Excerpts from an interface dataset
******************************
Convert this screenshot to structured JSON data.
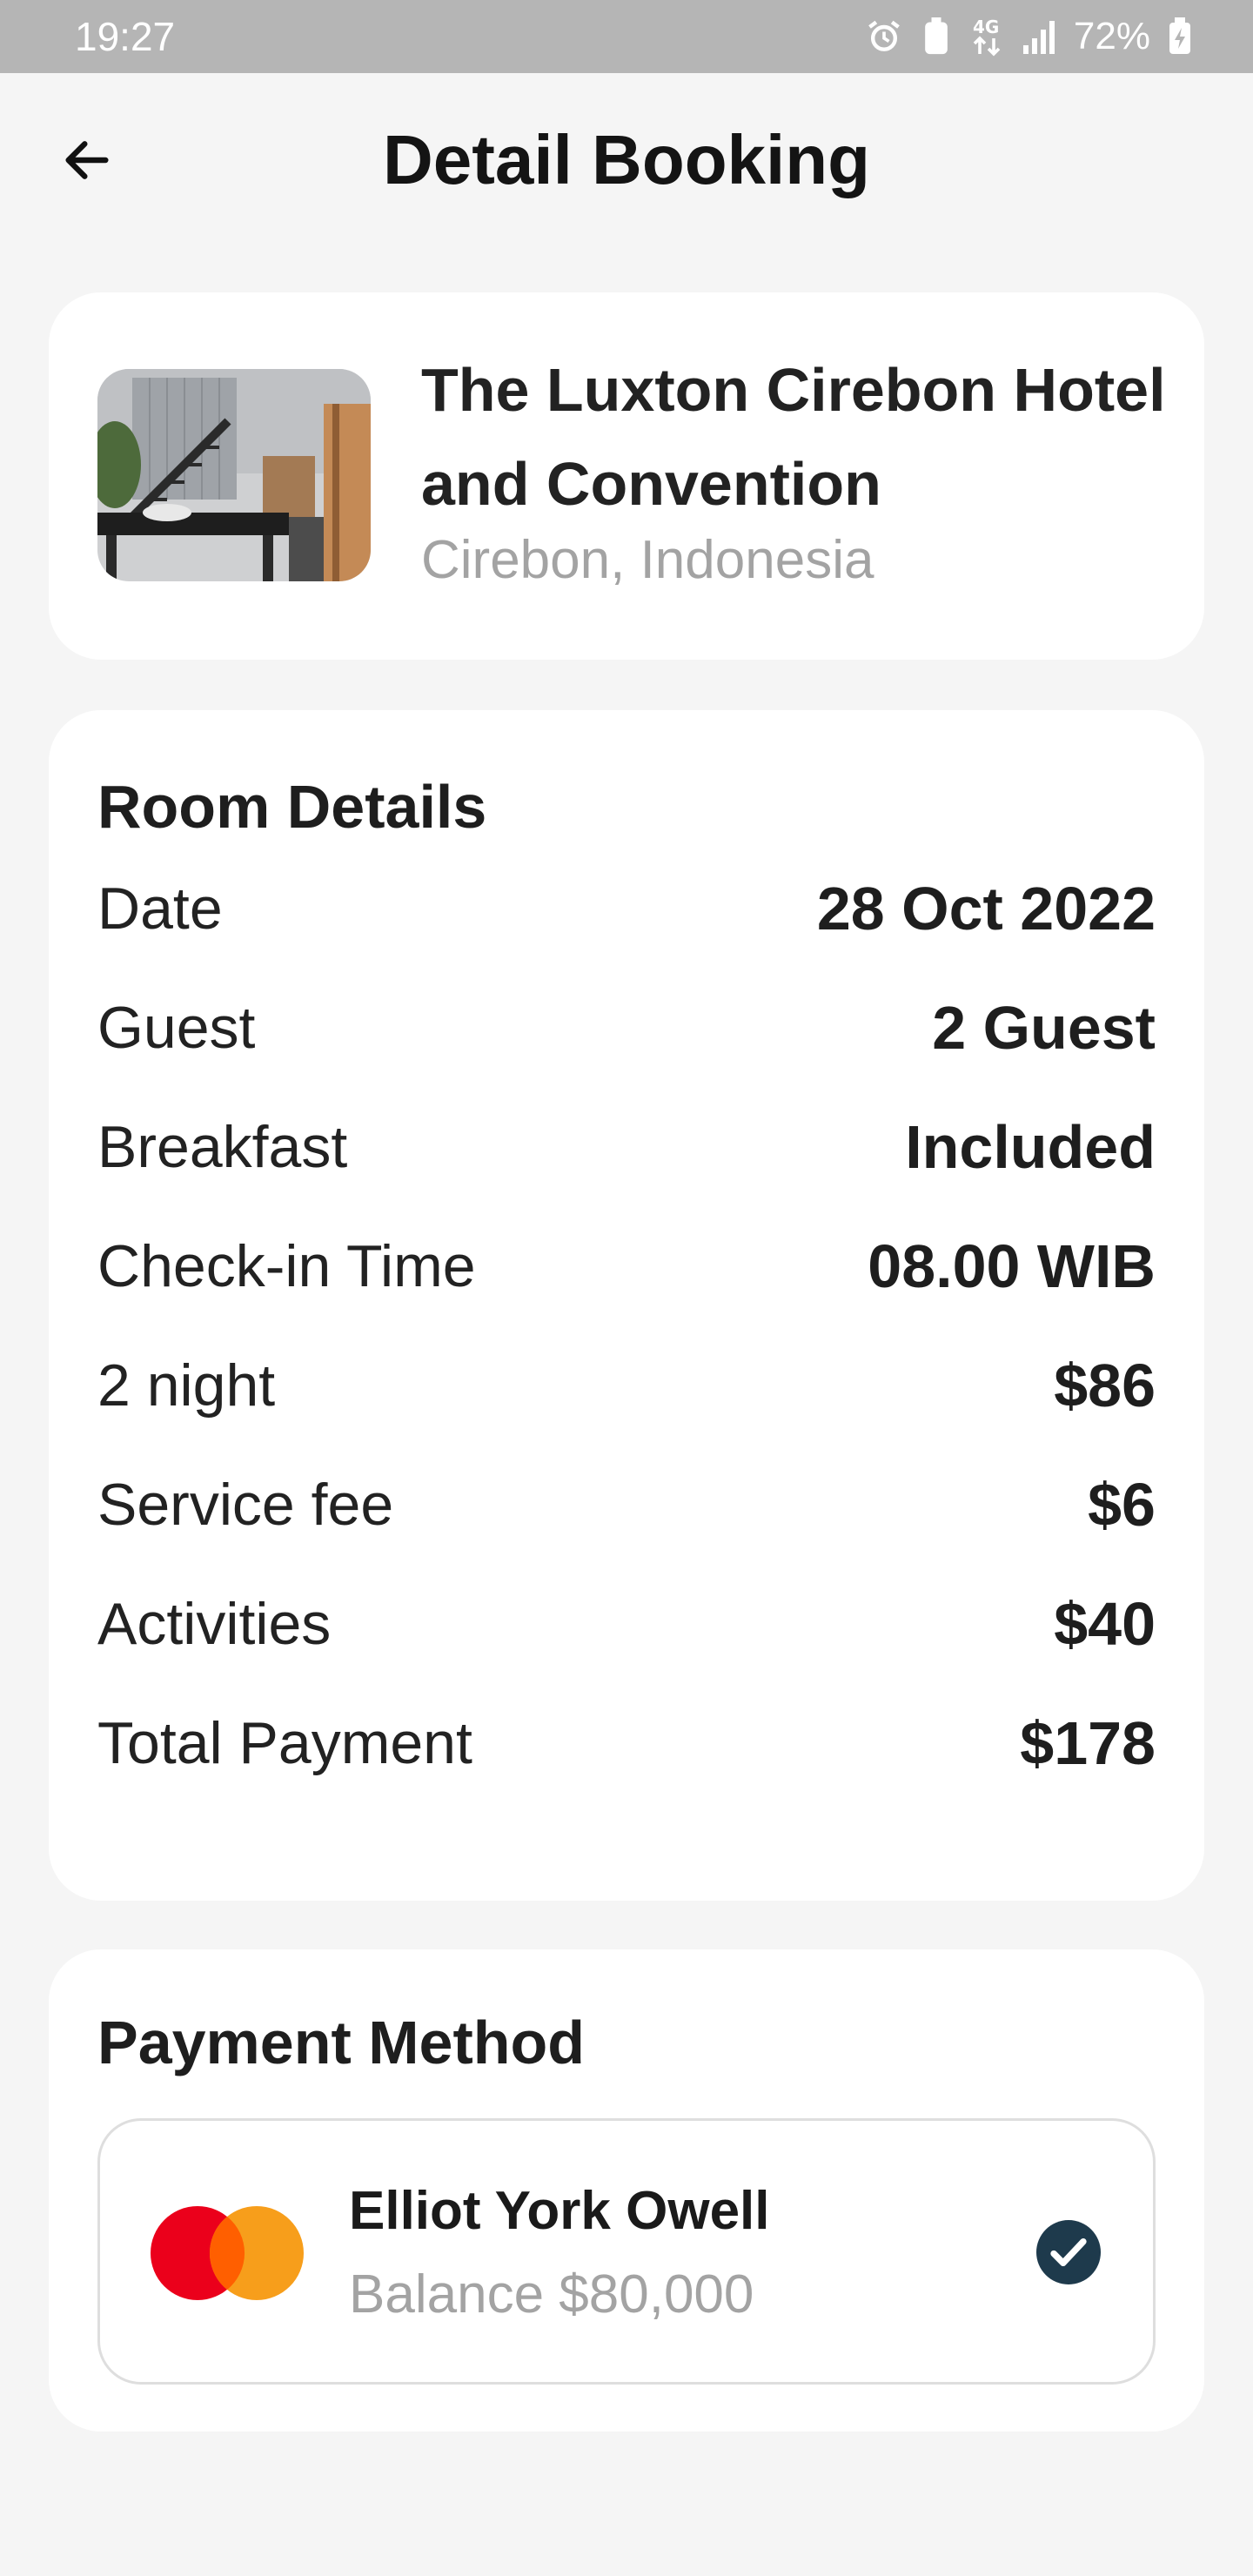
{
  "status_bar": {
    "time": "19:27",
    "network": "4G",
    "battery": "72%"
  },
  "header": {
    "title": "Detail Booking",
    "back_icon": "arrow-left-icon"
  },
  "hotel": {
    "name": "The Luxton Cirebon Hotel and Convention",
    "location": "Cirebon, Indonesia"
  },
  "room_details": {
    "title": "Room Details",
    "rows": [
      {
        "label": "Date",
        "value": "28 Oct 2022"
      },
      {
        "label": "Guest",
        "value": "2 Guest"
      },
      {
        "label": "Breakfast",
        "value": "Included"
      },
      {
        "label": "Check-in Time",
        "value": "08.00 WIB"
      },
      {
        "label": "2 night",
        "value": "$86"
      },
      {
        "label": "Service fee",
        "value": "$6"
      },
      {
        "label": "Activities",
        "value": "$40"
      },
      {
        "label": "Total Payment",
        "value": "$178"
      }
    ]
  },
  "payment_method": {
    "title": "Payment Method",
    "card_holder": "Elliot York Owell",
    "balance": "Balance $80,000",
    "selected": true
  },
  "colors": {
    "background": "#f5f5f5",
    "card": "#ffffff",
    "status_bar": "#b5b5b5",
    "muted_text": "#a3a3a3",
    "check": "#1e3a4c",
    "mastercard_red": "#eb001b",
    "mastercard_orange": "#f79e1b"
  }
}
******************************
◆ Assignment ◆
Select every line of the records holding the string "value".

◆ Solution below ◆
        "value": "28 Oct 2022"
        "value": "2 Guest"
        "value": "Included"
        "value": "08.00 WIB"
        "value": "$86"
        "value": "$6"
        "value": "$40"
        "value": "$178"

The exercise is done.